Troubleshooting Common Issues and FAQs
Congratulations on your successful container garden! Like any gardening venture, it is common to encounter some issues along the way. Here are some answers to frequently asked questions and common problems that you may encounter while growing squash in pots.
My squash plants are growing too big for their containers. What should I do?
Squash plants can grow quite large, so it is important to choose the right container size to accommodate their growth. If your plant outgrows its container, consider transplanting it to a larger container with fresh potting mix or planting it in your garden if space permits.
My squash plant is not producing any fruit. What could be the problem?
Squash plants require proper pollination to produce fruit. If you notice a lack of pollinators in your container garden, try hand-pollinating the flowers with a brush or cotton swab. Lack of sunlight, inadequate nutrients, or over-fertilizing can also cause a lack of fruit production.
My squash leaves are turning yellow. What could be the cause?
Yellow leaves can be a sign of overwatering, underwatering, or a nutrient deficiency. Ensure that you are watering your container plants properly and providing adequate nutrients through fertilizers or compost.
How can I keep pests from damaging my container-grown squash plants?
Prevention is key in managing pests in your container garden. Keep your plants healthy by providing proper care and sanitation, remove any damaged leaves or fruit, and use organic pest control methods such as neem oil or insecticidal soap.
Can I grow multiple squash plants in one container?
While it is possible to grow multiple squash plants in one container, it is not recommended as they can quickly outgrow their space and compete for resources. It is best to provide each plant with its own container for optimal growth and production.

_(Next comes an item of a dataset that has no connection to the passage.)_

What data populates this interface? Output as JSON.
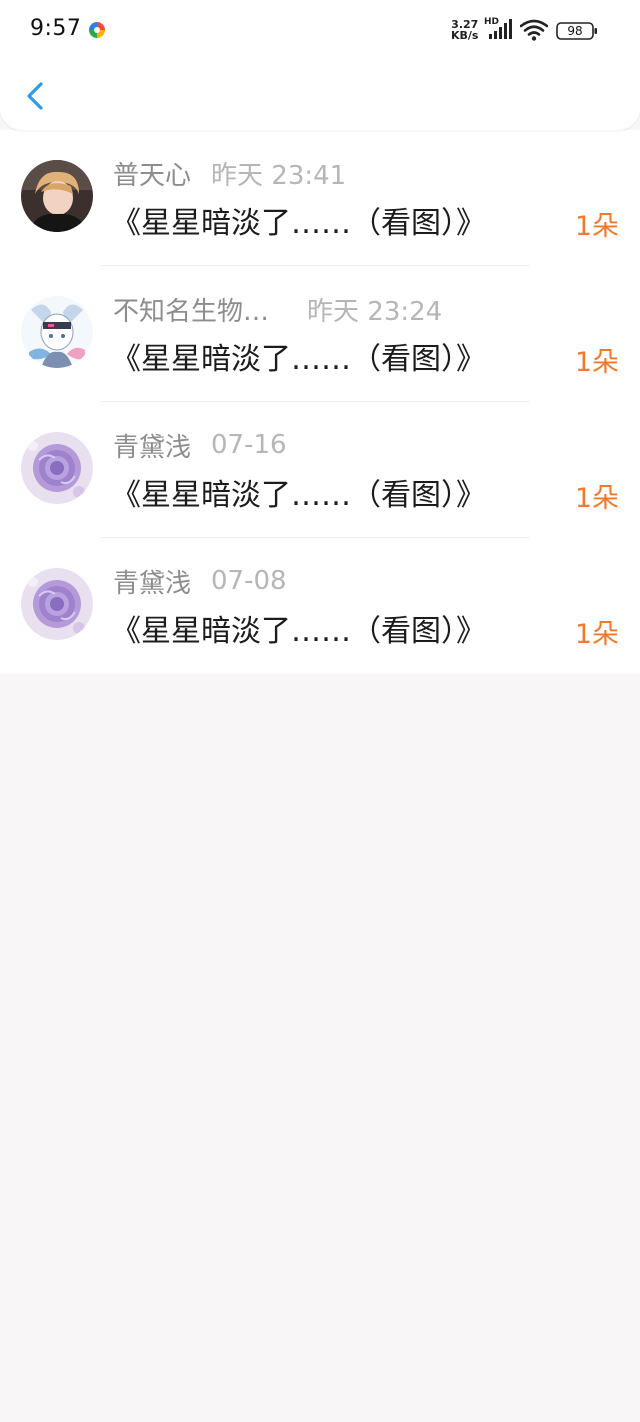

How do I know when to harvest my squash?
Squash is ready to harvest when it reaches maturity and the skin is firm to the touch. Use a sharp knife to cut the stem close to the fruit. Avoid leaving harvested squash on the plant for too long as it can lead to decreased flavor and texture.
We hope these tips and answers have helped you troubleshoot any issues you may have encountered while growing squash in pots. Happy gardening!
Q: Can I grow squash in pots?
A: Absolutely! Squash can be successfully grown in pots, making it a great option for container gardening.
Q: What are the best squash varieties for pots?
A: Some recommended squash varieties for container gardening include zucchini, pattypan, and yellow crookneck squash.
Q: What size and material should I use for my squash containers?
A: Select containers that are at least 12 inches deep and wide, preferably made of durable materials such as plastic or ceramic.
Q: How do I prepare the right potting mix for squash?
A: To create an optimal potting mix, combine equal parts of high-quality potting soil, compost, and perlite or vermiculite for improved drainage.
Q: How do I plant squash seeds or seedlings in containers?
A: Plant squash seeds or seedlings about 2 inches deep in well-moistened soil, leaving sufficient spacing between plants for healthy growth.
Q: How often and how much should I water my potted squash?
A: Water your squash plants regularly, aiming to keep the soil consistently moist but not waterlogged. Avoid overwatering, as it can cause root rot.
Q: How can I support and train my squash plants in containers?
A: Use trellises, stakes, or cages to support and train squash plants as they grow, maximizing space and promoting better airflow.
Q: What should I do if my potted squash plants have pests or diseases?
A: Take preventive measures such as inspecting plants regularly, practicing good hygiene, and using organic pest control methods to manage common issues.
Q: When is the right time to harvest my homegrown squash?
A: Harvest squash when the fruit is firm and the skin is fully developed. You can gently press your fingernail against the skin to check for ripeness.
Q: What are some common issues I may encounter when growing squash in pots?
A: Common issues include powdery mildew, blossom end rot, and vine borers. Proper care, regular monitoring, and timely intervention can help address these problems.